▶ Provided information
++++++++

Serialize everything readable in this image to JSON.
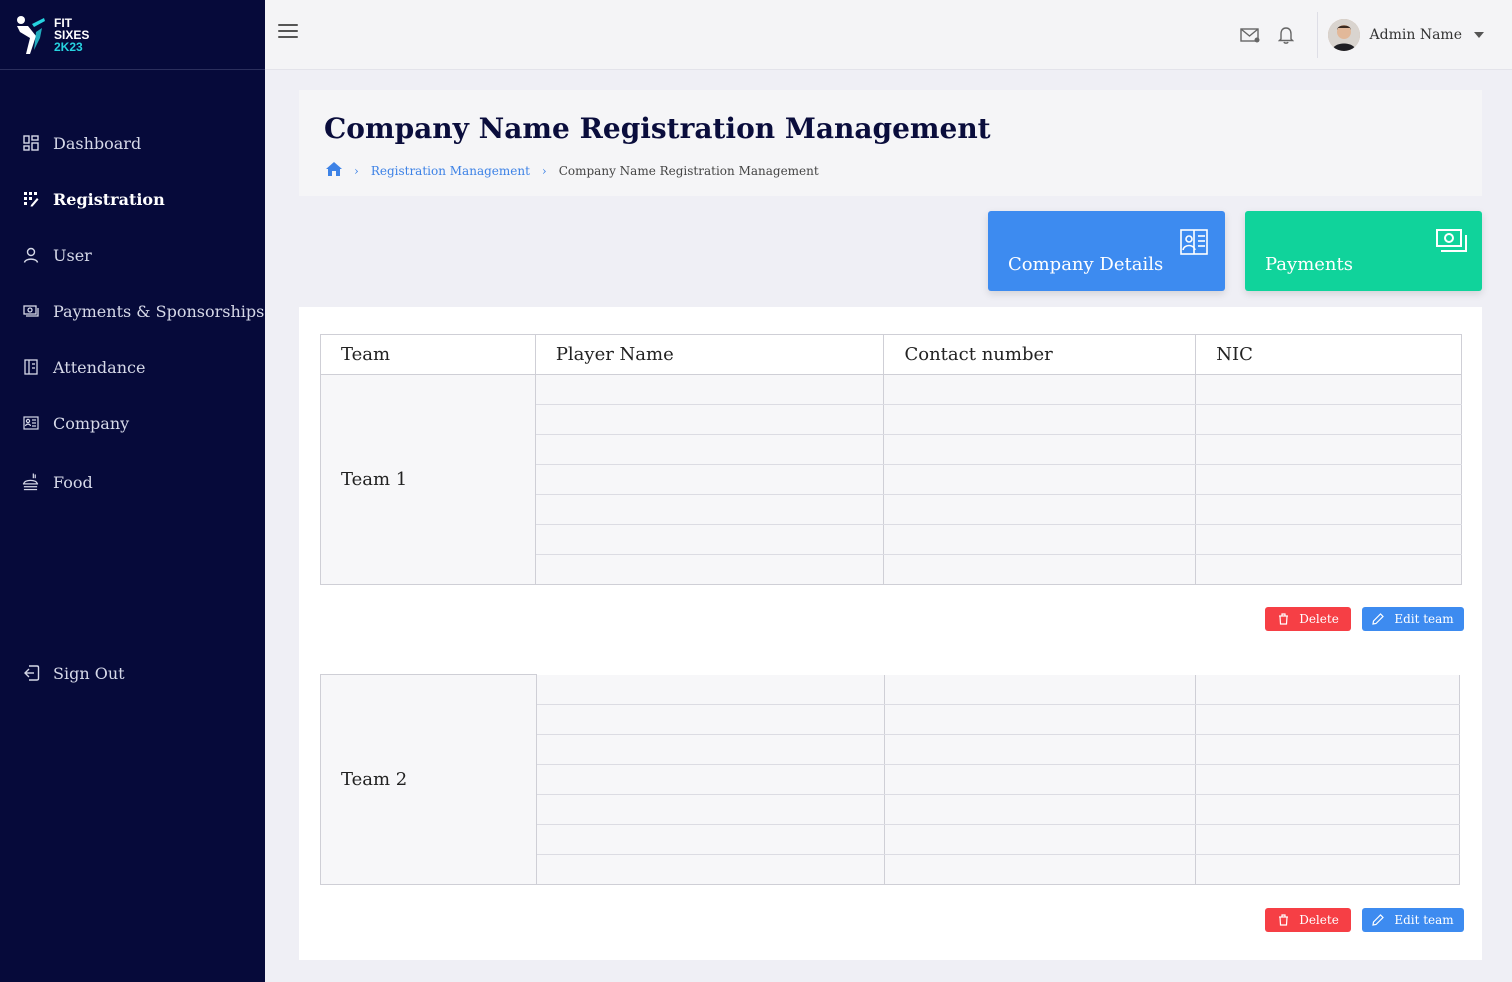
{
  "brand": {
    "line1": "FIT",
    "line2": "SIXES",
    "line3": "2K23"
  },
  "sidebar": {
    "items": [
      {
        "label": "Dashboard",
        "icon": "dashboard-icon"
      },
      {
        "label": "Registration",
        "icon": "registration-icon",
        "active": true
      },
      {
        "label": "User",
        "icon": "user-icon"
      },
      {
        "label": "Payments & Sponsorships",
        "icon": "payments-icon"
      },
      {
        "label": "Attendance",
        "icon": "attendance-icon"
      },
      {
        "label": "Company",
        "icon": "company-icon"
      },
      {
        "label": "Food",
        "icon": "food-icon"
      }
    ],
    "signout_label": "Sign Out"
  },
  "topbar": {
    "admin_name": "Admin Name"
  },
  "header": {
    "title": "Company Name Registration Management",
    "breadcrumb": [
      "Registration Management",
      "Company Name Registration Management"
    ]
  },
  "actions": {
    "company_details": "Company Details",
    "payments": "Payments"
  },
  "table": {
    "columns": [
      "Team",
      "Player Name",
      "Contact number",
      "NIC"
    ],
    "teams": [
      {
        "name": "Team 1",
        "rows": 7
      },
      {
        "name": "Team 2",
        "rows": 7
      }
    ]
  },
  "buttons": {
    "delete": "Delete",
    "edit": "Edit team"
  },
  "colors": {
    "sidebar_bg": "#060a3a",
    "accent_blue": "#3d8bf0",
    "accent_green": "#10d39b",
    "danger": "#f63f45"
  }
}
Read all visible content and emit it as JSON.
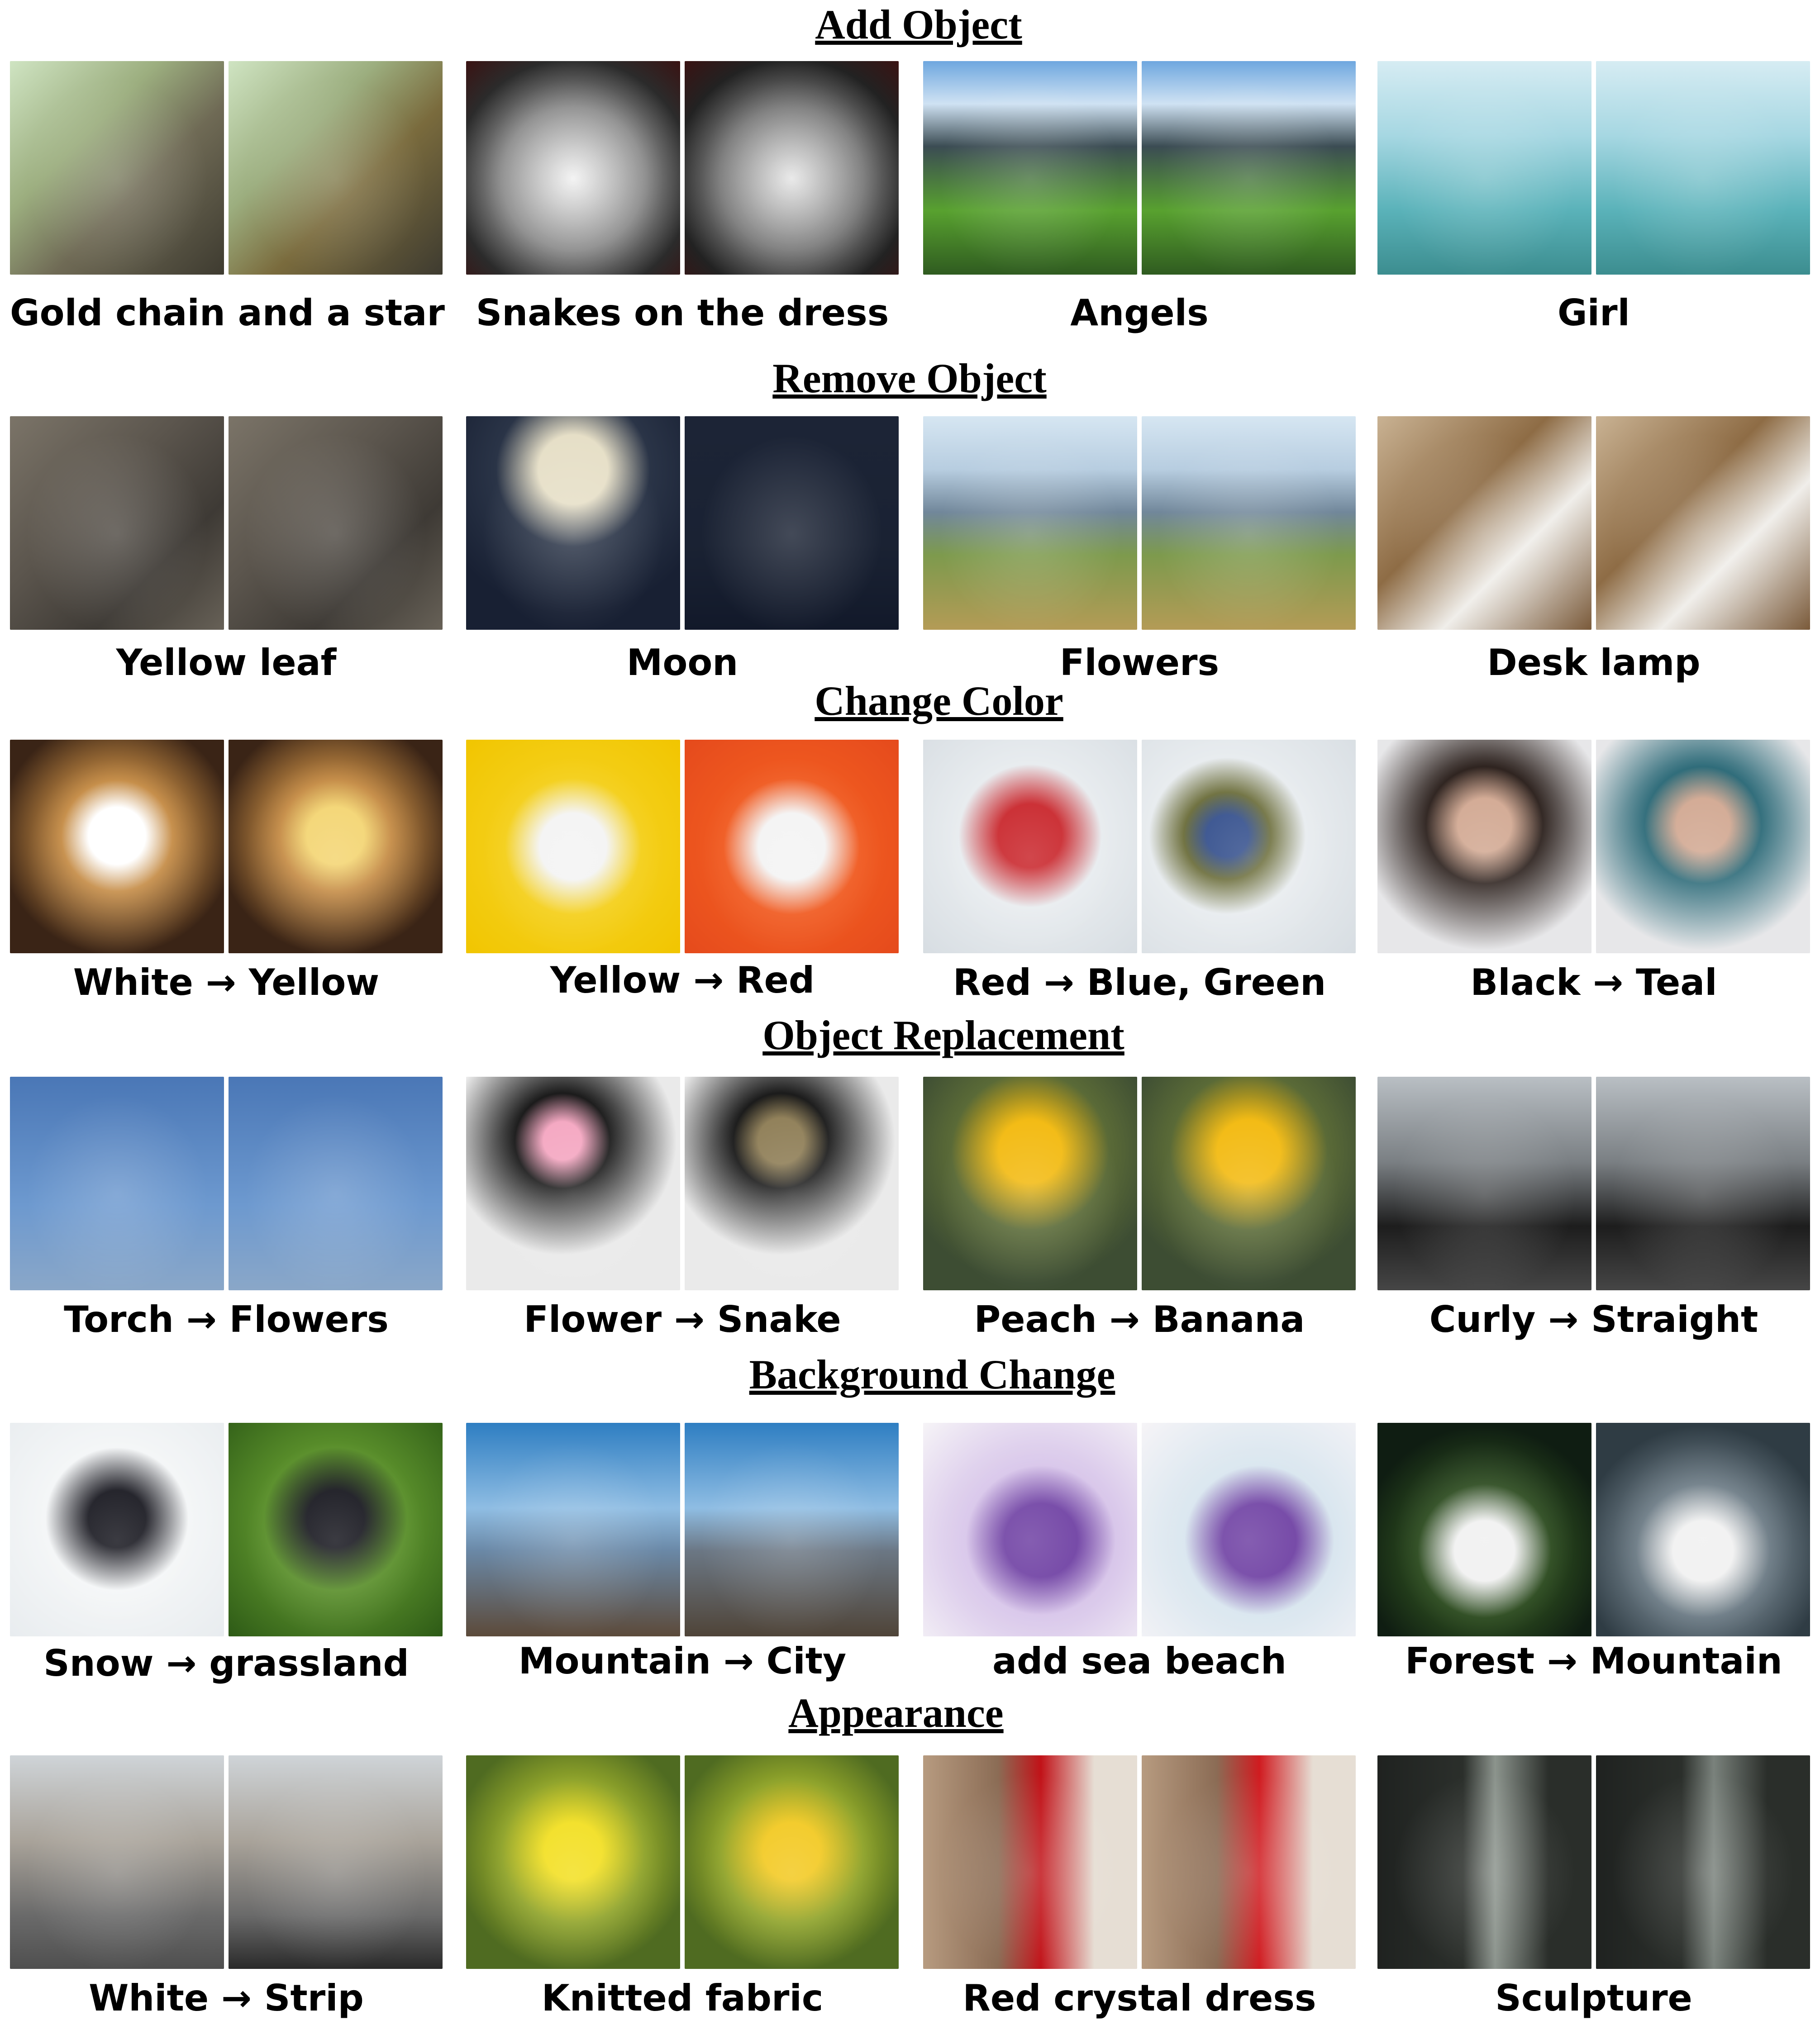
{
  "sections": [
    {
      "title": "Add Object",
      "captions": [
        "Gold chain and a star",
        "Snakes on the dress",
        "Angels",
        "Girl"
      ]
    },
    {
      "title": "Remove Object",
      "captions": [
        "Yellow leaf",
        "Moon",
        "Flowers",
        "Desk lamp"
      ]
    },
    {
      "title": "Change Color",
      "captions": [
        "White → Yellow",
        "Yellow → Red",
        "Red → Blue, Green",
        "Black → Teal"
      ]
    },
    {
      "title": "Object Replacement",
      "captions": [
        "Torch → Flowers",
        "Flower → Snake",
        "Peach → Banana",
        "Curly → Straight"
      ]
    },
    {
      "title": "Background Change",
      "captions": [
        "Snow → grassland",
        "Mountain → City",
        "add sea beach",
        "Forest → Mountain"
      ]
    },
    {
      "title": "Appearance",
      "captions": [
        "White → Strip",
        "Knitted fabric",
        "Red crystal dress",
        "Sculpture"
      ]
    }
  ]
}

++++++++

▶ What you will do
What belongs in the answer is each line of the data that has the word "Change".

▶ Problem solution
      "title": "Change Color",
      "title": "Background Change",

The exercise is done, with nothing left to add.